Meanwhile, in the surreal landscape of Latvia’s new politics, the ethnic Russian, Loskutovs, finally appeared and was showered with flowers and praise by the overwhelmingly ethnic Latvian crowd assembled in his defense. In the end, Latvia’s ruling coalition voted 51 to 49 to put his removal on the agenda for the day. After 10 hours, the Saeima finally voted on this Sunday session. Presumably, they hoped they could outlast the pensioners and protestors of all ages outside. The vote was for removal. But, the story does not end here. The minority set the legislative machinery in motion to amend the constitution, with a referendum scheduled for August 2 for the public to dissolve parliament. In the end, even though the government voted to remove Loskutovs a new era in Latvia’s politics may have been born, in which the original sin of the Judas betrayal of the ethnic Russians that ethnic Latvians once united with to achieve independence from the Soviets, will be washed away by ethnic Latvians and Russians uniting against the oligarchs to create a new politics in which an ethnic Russian, Loskutovs, is brought into political life as a member of parliament with the support of Latvians. This could herald a new period in which the “bloody shirt” of the Soviet occupation is finally buried, and with it, the cynical post-Soviet neoliberal democracy is interned along with it. While it is too early to tell, today a new political revolution may have emerged in Latvia: Atstatu Loskutovu!

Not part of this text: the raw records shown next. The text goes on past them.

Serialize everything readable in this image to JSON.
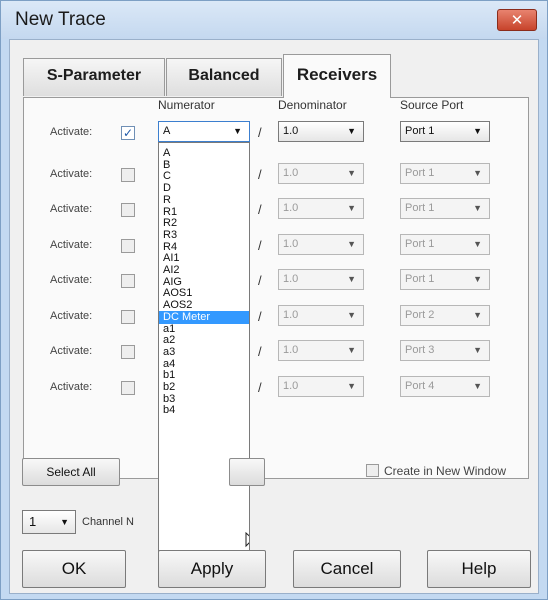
{
  "window": {
    "title": "New Trace",
    "close_glyph": "✕"
  },
  "tabs": [
    {
      "label": "S-Parameter",
      "active": false
    },
    {
      "label": "Balanced",
      "active": false
    },
    {
      "label": "Receivers",
      "active": true
    }
  ],
  "columns": {
    "numerator": "Numerator",
    "denominator": "Denominator",
    "source_port": "Source Port"
  },
  "rows": [
    {
      "label": "Activate:",
      "checked": true,
      "numerator": "A",
      "denominator": "1.0",
      "source_port": "Port 1"
    },
    {
      "label": "Activate:",
      "checked": false,
      "denominator": "1.0",
      "source_port": "Port 1"
    },
    {
      "label": "Activate:",
      "checked": false,
      "denominator": "1.0",
      "source_port": "Port 1"
    },
    {
      "label": "Activate:",
      "checked": false,
      "denominator": "1.0",
      "source_port": "Port 1"
    },
    {
      "label": "Activate:",
      "checked": false,
      "denominator": "1.0",
      "source_port": "Port 1"
    },
    {
      "label": "Activate:",
      "checked": false,
      "denominator": "1.0",
      "source_port": "Port 2"
    },
    {
      "label": "Activate:",
      "checked": false,
      "denominator": "1.0",
      "source_port": "Port 3"
    },
    {
      "label": "Activate:",
      "checked": false,
      "denominator": "1.0",
      "source_port": "Port 4"
    }
  ],
  "slash": "/",
  "numerator_dropdown": {
    "items": [
      "A",
      "B",
      "C",
      "D",
      "R",
      "R1",
      "R2",
      "R3",
      "R4",
      "AI1",
      "AI2",
      "AIG",
      "AOS1",
      "AOS2",
      "DC Meter",
      "a1",
      "a2",
      "a3",
      "a4",
      "b1",
      "b2",
      "b3",
      "b4"
    ],
    "selected": "DC Meter"
  },
  "buttons": {
    "select_all": "Select All",
    "ok": "OK",
    "apply": "Apply",
    "cancel": "Cancel",
    "help": "Help"
  },
  "create_new_window": {
    "label": "Create in New Window",
    "checked": false
  },
  "channel": {
    "value": "1",
    "label": "Channel N"
  },
  "icons": {
    "dropdown_arrow": "▼",
    "check": "✓"
  }
}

JEFF SOMMERS is a former Fulbrighter to, and current visiting professor in, Latvia. He can be reached at firstname.lastname@example.org.